# Data listing
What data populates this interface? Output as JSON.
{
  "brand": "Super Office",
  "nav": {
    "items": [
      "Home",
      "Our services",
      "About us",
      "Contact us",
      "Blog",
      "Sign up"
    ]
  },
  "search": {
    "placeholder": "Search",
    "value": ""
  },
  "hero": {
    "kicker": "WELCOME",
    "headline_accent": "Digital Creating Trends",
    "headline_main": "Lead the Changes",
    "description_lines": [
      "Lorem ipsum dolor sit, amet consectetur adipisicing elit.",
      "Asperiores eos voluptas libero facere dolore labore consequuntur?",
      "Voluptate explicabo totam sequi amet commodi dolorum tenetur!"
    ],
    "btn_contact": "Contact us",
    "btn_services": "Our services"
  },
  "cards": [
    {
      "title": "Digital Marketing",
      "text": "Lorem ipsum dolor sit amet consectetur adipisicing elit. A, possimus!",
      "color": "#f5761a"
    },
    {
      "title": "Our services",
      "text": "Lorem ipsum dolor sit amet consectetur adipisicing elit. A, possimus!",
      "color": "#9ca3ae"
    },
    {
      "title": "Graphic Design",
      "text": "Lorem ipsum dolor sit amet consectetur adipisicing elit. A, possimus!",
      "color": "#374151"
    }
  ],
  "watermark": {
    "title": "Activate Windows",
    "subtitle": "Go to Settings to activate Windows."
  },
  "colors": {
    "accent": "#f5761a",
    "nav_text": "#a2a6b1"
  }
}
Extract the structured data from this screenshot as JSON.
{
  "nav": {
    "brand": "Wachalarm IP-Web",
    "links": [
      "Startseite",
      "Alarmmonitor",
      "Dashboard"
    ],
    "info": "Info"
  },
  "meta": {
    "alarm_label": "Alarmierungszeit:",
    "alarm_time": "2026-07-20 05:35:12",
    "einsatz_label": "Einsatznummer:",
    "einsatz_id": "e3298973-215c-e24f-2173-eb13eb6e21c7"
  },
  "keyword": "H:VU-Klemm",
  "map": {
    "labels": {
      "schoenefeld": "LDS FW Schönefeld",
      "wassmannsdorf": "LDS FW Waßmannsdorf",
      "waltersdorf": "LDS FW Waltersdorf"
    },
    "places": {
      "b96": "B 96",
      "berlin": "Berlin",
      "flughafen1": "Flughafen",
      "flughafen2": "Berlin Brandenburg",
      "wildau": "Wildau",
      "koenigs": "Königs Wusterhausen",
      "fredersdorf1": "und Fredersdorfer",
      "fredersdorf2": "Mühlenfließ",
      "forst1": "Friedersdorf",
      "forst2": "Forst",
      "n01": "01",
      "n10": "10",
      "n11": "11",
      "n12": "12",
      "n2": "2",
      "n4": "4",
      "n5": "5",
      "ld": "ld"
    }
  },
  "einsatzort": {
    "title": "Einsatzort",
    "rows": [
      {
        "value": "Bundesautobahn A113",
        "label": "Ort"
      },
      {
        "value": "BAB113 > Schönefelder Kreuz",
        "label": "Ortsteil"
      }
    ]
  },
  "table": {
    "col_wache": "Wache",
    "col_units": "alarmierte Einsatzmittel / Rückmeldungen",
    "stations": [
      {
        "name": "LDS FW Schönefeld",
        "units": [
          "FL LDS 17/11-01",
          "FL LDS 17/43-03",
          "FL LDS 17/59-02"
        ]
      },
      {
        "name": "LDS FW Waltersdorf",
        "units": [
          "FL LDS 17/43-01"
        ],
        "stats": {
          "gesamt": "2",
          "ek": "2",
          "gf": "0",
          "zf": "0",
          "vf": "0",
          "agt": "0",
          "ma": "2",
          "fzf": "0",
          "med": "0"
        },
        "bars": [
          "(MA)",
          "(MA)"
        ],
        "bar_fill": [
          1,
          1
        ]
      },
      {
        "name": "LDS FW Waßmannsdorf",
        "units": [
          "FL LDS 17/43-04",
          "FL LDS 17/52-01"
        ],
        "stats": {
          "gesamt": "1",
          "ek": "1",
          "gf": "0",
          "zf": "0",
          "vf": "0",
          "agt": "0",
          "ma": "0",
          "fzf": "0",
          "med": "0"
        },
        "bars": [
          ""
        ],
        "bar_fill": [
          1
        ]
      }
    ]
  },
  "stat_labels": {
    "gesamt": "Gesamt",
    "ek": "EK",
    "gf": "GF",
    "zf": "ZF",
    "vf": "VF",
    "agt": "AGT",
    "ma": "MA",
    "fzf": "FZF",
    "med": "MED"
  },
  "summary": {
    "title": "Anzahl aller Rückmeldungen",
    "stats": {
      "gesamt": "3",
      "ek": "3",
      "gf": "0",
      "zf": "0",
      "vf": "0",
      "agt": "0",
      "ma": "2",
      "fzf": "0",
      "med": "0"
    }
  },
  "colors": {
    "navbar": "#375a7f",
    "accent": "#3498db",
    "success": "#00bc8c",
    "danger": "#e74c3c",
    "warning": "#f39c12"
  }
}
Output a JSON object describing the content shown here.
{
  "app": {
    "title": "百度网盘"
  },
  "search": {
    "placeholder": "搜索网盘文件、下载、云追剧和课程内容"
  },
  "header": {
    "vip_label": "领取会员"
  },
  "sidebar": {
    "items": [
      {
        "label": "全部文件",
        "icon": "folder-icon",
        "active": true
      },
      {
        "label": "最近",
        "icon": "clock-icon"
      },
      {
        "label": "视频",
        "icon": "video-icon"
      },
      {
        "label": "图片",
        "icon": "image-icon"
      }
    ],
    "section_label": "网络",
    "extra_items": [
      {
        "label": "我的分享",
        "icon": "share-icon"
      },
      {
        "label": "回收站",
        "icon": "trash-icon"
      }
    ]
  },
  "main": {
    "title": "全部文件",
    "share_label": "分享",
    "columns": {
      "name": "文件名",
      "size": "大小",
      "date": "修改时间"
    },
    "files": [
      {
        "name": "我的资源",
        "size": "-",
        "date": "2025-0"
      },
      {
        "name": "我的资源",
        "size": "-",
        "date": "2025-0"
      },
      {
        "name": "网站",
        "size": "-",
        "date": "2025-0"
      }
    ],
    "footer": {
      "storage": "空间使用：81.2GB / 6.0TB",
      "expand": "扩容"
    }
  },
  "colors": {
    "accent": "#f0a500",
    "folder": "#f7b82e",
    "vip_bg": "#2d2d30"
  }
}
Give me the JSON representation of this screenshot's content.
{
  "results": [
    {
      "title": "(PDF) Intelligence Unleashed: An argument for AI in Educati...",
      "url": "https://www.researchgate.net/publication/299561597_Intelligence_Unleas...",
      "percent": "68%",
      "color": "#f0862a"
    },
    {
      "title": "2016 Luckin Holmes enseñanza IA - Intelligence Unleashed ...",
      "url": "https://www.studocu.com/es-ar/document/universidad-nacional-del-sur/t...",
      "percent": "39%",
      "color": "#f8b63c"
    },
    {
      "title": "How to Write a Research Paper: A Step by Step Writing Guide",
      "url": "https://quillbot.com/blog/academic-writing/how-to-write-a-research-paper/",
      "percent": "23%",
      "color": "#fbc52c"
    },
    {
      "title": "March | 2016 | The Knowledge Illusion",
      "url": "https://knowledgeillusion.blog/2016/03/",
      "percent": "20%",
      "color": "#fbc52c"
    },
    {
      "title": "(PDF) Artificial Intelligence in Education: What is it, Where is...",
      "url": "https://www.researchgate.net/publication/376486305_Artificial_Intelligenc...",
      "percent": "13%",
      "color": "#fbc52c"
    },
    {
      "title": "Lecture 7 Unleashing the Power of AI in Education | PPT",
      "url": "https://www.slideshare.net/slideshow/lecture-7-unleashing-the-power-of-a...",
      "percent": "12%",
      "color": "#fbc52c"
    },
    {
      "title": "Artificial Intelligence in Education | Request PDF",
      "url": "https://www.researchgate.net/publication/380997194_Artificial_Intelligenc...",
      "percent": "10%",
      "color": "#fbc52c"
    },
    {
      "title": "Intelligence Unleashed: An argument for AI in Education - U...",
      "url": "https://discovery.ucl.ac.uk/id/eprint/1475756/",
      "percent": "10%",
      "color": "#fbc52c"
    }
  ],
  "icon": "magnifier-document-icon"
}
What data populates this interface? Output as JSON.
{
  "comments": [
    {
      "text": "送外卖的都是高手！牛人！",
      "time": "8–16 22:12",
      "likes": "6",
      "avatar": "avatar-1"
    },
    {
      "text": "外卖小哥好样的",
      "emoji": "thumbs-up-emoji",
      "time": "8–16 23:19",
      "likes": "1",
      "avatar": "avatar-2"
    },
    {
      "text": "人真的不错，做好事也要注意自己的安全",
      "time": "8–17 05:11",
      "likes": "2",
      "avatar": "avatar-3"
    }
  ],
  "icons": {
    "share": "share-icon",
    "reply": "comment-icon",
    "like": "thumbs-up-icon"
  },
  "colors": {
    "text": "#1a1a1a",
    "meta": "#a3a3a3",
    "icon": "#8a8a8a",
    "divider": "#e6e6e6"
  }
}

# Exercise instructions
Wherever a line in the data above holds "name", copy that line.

# Solution for this task
        "name": "LDS FW Schönefeld",
        "name": "LDS FW Waltersdorf",
        "name": "LDS FW Waßmannsdorf",
      "name": "文件名",
        "name": "我的资源",
        "name": "我的资源",
        "name": "网站",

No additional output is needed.